Veyance is based in Ohio and generated revenue of 1.5 billion euros in 2013. It has 27 plants worldwide and a workforce of about 9,000 employees.

The still faces anti-trust regulatory approval before it can close.

Explore further: Microsoft to take over Nokia HQ in 2014 after deal

Related Stories

Microsoft to take over Nokia HQ in 2014 after deal

November 21, 2013

Nokia says its headquarters near the Finnish capital will be taken over by Microsoft on completion of the sale of its cellphone and services division to the U.S. software company, expected in early 2014.

Carlyle Group makes $4.15B offer for J&J business

January 16, 2014

Johnson & Johnson said Thursday that it's been offered $4.15 billion by The Carlyle Group for its Ortho-Clinical Diagnostics business, a year after J&J began reviewing strategic options for the blood-testing unit as part ...

Recommended for you

For these 'cyborgs', keys are so yesterday

September 4, 2015

Punching in security codes to deactivate the alarm at his store became a thing of the past for Jowan Oesterlund when he implanted a chip into his hand about 18 months ago.

How to curb emissions? Put a price on carbon

September 3, 2015

Literally putting a price on carbon pollution and other greenhouse gasses is the best approach for nurturing the rapid growth of renewable energy and reducing emissions.

Magnetic fields provide a new way to communicate wirelessly

September 1, 2015

Electrical engineers at the University of California, San Diego demonstrated a new wireless communication technique that works by sending magnetic signals through the human body. The new technology could offer a lower power ...

0 comments

Please sign in to add a comment.
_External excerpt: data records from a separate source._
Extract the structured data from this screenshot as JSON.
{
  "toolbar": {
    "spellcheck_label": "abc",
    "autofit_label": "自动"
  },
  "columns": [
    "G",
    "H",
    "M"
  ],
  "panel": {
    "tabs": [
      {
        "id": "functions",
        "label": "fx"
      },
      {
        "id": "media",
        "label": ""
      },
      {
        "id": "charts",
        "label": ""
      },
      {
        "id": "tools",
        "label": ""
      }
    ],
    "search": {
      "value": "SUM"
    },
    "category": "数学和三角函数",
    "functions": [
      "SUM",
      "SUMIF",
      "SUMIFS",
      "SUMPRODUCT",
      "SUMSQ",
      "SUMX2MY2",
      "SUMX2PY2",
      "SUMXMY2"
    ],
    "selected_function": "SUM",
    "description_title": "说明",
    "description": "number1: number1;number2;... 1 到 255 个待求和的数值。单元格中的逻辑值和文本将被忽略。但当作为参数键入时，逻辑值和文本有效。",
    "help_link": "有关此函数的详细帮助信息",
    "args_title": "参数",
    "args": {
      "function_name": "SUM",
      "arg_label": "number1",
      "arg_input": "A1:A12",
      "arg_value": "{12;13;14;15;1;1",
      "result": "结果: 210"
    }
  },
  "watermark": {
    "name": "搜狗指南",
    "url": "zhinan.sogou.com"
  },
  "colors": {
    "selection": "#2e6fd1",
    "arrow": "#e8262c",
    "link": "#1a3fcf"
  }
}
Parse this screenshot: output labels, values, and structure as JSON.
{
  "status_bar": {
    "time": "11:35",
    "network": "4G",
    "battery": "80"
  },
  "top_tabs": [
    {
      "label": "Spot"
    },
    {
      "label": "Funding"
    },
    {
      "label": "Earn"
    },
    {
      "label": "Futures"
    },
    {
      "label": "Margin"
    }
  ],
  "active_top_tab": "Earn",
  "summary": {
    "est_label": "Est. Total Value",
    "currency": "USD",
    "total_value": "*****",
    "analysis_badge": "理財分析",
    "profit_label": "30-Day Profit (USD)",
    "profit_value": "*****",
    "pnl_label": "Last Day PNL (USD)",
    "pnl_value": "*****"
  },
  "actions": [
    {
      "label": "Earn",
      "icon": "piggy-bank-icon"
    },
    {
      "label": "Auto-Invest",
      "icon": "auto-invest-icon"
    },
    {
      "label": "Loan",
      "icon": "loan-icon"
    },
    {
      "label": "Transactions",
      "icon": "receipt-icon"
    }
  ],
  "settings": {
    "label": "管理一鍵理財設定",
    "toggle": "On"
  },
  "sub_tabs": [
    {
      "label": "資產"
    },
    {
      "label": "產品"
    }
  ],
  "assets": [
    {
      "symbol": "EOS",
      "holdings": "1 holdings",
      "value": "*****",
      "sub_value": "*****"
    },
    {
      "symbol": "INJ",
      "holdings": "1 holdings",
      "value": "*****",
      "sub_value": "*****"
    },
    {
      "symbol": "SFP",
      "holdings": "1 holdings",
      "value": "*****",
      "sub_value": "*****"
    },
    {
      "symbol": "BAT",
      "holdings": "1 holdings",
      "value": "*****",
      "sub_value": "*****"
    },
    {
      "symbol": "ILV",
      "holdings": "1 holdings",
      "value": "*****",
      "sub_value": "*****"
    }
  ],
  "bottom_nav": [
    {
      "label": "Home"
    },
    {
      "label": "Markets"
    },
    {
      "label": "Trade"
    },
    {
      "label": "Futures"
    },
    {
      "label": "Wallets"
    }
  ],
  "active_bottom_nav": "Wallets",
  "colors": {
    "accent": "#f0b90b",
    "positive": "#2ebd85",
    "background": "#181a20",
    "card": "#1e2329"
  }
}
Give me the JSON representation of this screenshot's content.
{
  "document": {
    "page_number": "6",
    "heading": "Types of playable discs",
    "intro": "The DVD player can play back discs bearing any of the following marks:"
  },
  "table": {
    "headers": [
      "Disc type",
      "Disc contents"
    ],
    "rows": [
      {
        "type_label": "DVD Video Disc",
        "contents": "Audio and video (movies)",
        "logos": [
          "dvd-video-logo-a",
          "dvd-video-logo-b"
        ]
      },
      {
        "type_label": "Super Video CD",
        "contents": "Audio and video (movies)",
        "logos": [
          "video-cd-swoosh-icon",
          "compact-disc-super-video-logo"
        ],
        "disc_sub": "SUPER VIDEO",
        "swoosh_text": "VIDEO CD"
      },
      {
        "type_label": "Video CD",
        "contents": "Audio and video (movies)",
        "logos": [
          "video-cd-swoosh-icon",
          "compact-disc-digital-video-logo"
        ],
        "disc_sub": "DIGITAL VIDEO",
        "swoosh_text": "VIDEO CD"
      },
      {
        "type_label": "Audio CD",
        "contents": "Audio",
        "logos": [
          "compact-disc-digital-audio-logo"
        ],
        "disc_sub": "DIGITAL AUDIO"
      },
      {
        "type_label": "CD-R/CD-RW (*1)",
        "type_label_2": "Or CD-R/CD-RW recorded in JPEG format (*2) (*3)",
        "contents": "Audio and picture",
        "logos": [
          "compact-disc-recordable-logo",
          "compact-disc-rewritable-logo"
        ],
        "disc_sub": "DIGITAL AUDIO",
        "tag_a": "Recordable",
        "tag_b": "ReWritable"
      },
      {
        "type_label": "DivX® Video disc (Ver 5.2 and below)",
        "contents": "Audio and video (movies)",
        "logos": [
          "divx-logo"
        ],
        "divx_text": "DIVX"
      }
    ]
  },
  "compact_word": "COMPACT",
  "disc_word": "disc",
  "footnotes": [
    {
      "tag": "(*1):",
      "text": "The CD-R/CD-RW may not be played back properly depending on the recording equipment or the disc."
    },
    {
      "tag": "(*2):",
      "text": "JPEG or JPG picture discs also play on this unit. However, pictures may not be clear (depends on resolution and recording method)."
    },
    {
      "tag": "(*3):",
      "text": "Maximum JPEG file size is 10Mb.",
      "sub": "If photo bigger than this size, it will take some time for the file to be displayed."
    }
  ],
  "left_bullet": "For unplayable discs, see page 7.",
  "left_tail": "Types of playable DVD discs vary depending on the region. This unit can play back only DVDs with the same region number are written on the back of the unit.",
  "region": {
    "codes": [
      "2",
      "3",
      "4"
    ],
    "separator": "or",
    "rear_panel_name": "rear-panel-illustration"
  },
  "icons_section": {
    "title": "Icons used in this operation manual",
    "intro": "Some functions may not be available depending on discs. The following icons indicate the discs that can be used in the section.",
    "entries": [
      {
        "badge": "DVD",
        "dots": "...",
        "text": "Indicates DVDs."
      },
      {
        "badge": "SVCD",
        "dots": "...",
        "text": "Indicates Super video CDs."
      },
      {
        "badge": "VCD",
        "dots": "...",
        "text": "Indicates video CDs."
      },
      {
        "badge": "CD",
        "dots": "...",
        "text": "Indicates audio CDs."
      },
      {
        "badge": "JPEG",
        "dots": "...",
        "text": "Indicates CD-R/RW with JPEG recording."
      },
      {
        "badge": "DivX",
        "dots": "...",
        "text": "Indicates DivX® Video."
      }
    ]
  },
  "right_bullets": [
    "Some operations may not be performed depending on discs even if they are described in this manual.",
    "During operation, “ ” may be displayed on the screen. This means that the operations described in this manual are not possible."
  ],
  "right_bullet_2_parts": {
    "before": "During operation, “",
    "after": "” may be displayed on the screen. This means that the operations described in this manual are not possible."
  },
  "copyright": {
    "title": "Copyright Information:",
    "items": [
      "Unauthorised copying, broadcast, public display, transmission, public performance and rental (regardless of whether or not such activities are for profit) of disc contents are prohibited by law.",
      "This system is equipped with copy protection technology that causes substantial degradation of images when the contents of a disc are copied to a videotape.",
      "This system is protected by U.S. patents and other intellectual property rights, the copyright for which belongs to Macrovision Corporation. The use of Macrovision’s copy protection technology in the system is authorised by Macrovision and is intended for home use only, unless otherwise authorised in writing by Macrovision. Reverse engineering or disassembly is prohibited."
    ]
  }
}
Registration is free, and takes less than a minute. Read more

Click here to reset your password.
Sign in to get notified via email when new comments are made.